Dulwich College.

J. S.

How established by the Founder.

Francis Lord Verulam, Lord Chancellor of England, and One of his Majesties Privy Council.

Thomas Earl of Arundel, Knight of the Garter, Earl Marshal of England, and a Privy Counsellor.

Sir Edward Cecil, Knight, alias General Cecil; Second Son to Thomas Earl of Exeter.

Sir John Howland, Knight, and High Sheriff of the Counties of Sussex and Surrey.

Sir Edmund Bowyer, of Camberwell, Knight.

Sir John Grymes, of Peckham, Kt.

Sir John Bodley, of Stretham, Kt.

Sir John Tonstal, of Cashalton, Kt.

With divers other Persons of great Worth and Respect.

The Four Quadripartite Writings forenamed, were orderd to Four several Parishes; Viz. St. Botolph's without Bishopsgate; St. Giles's without Cripplegate; St. Saviour's in Southwark; and the Parish of Camberwell.

A brief Recital of the Particulars in the said WRITINGS.

Recital of the Letters Patents of King James the First.

Recital of the Founder's Deed of Settlement Quadripartite.

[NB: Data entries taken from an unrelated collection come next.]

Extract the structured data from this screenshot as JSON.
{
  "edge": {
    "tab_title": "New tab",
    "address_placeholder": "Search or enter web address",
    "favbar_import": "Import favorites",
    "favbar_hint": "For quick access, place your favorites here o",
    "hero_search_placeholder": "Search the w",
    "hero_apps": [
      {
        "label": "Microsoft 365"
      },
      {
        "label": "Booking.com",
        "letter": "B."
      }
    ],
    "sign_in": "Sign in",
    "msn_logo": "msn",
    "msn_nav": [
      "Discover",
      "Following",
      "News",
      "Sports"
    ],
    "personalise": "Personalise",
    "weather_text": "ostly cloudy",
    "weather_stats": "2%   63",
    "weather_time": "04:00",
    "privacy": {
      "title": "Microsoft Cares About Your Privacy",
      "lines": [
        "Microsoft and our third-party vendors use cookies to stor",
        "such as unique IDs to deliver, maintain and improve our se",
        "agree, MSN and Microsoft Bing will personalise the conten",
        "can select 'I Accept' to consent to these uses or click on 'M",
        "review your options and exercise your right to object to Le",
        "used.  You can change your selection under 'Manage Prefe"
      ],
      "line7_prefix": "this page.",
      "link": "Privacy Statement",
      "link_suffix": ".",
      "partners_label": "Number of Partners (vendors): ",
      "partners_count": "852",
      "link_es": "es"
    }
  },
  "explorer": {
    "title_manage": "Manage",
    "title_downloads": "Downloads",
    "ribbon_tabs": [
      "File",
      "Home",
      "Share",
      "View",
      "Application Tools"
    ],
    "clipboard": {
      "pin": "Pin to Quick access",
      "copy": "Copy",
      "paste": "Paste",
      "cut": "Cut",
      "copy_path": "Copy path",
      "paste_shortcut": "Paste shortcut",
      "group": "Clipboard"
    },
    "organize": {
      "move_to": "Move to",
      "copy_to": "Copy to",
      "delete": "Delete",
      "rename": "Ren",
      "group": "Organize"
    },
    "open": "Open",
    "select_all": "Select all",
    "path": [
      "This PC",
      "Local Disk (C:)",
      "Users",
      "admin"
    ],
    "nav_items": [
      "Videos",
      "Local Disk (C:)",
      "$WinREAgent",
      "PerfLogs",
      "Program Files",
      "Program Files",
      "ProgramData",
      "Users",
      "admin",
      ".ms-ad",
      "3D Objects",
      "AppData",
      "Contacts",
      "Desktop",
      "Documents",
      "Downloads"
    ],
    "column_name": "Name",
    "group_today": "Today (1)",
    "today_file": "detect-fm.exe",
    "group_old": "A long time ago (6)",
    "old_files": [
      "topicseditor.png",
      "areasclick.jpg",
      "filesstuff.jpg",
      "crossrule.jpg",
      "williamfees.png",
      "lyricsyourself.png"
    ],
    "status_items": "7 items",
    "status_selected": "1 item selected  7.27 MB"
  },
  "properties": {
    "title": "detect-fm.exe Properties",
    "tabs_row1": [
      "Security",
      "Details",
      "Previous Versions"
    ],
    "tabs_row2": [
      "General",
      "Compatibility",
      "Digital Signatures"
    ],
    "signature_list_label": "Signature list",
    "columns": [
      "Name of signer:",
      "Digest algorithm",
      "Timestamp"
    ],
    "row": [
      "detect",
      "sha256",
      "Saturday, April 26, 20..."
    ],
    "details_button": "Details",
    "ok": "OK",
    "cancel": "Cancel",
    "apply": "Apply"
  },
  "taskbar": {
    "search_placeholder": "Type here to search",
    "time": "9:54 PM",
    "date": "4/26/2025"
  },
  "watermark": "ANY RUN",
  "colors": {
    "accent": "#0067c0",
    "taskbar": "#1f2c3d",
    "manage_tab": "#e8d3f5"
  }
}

Ordination of the Master, Warden, &c.

Ordination of the Assistant Members.

The Master and Warden to be unmarried, and of the Age of One and Twenty Years at least.

Of what Degrees the Fellows ought to be.

Of what Condition the Poor Brethren and Sisters, and the Poor Scholars ought to be.

Of what Parishes the Assistants ought to be.

Out of what Parishes the Poor are to be taken, and such as are to be Members of the College.

The Form of their Election.

The Election of the Master.

The Warden to supply, when the Master's Place is void.

The Election of the Warden.

To be bound by Recognizance to perform his Trust.

He is to provide a Dinner at his Election, of his own Cost and Charges.

The Manner of Investing the Fellows, and of Electing the Scholars.

Election of the Poor of Camberwell.

The Oath of the Master and Warden.

The Oath of the Fellows.

The Poor Brothers and Sisters Oath.

The Assistants Oath.